Four months after a SpaceX rocket exploded on its launch pad in Florida, SpaceX is back in space.
In a successful Saturday morning (Pacific time) launch, SpaceX sent 10 Iridium (NASDAQ:IRDM) communications satellites into low earth orbit (LEO) -- then capped its mission by relanding its Falcon 9 rocket on a barge at sea.
For the record, this was the first time SpaceX had landed a rocket after a West Coast launch, and it brought the Falcon down in a picture-perfect landing aboard its "Just Read the Instructions" remote-controlled drone barge in the Pacific. Also for the record, the landing marked SpaceX's seventh return to Earth. To date, it has landed rockets on drone barges five times, and landed on its launch pad twice.
What all of this means to investors
It's hard to exaggerate how important this mission was to SpaceX. "Thanks" to two failed launches in the past 21 months (one in June 2015, the second in September 2016), SpaceX's rocket fleet has been grounded for a total of 12 months out of the past 21. As fixed costs continued to mount, with no revenue to offset them, SpaceX was finally forced to admit last year that it is no longer "profitable and cash-flow positive." Another failure Saturday, while it wouldn't necessarily have doomed the company, would have drained the company's coffers even further, and potentially shaken the faith of its customers, hurting revenue down the line.
Happily, that's not the way things played out. SpaceX used its most recent four-month hiatus well, beating expectations for how fast it could get space-borne again, identifying what went wrong with the last explosion and fixing the problem in record time.
Now, SpaceX can get back to launching rockets -- and making up for lost time.
According to its manifest, SpaceX has at least 42 named missions lined up and awaiting launch, and reportedly has at least 70 missions total with customers signed up. Among them, Iridium hopes to have SpaceX launch 60 more "NEXT" communications satellites -- 10 at a time, encompassing six more Iridium missions. This year alone, the company hopes to conduct as many as 22 launches, including the maiden launch of its Falcon Heavy lift rocket, reuse of a previously launched-and-recovered Falcon 9, and an unmanned Crew Dragon test flight.
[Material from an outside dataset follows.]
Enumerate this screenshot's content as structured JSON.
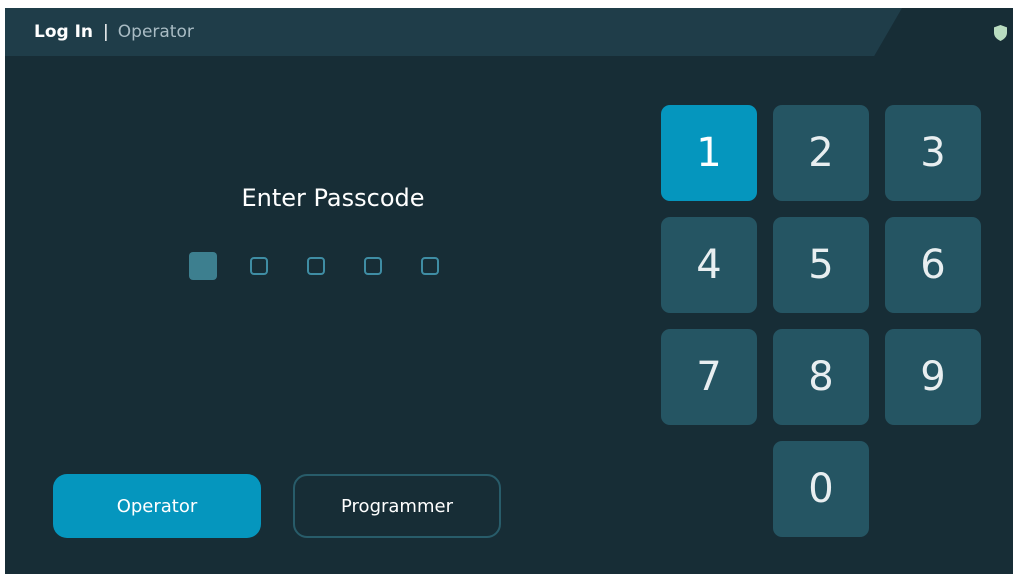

Meeting this ambitious schedule will be difficult with the company's Launch Complex 40 (at Cape Canaveral) still out of commission since the September explosion, but SpaceX is hoping to shift operations to Launch Pad 39A in the interim. Plus, there's Vandenberg Air Force Base (from which Saturday's mission took off) available, and ongoing construction of a new spaceport in Texas to look forward to (estimated opening date: 2018).
Making these remaining launch assets work to support SpaceX's launch schedule will be a bit of a juggling act, as Vandenberg, for example, isn't an ideal location for launching LEO missions, while SpaceX hasn't yet had an opportunity to put 39A into operation. Kinks could still emerge in getting that one up and running. But really, that's all quibbling.
The headline today is still that "SpaceX is back in space." Boeing and Lockheed Martin's reprieve has proven short-lived, and now their United Launch Alliance joint venture will be forced to compete with SpaceX on price yet again. Good luck with that.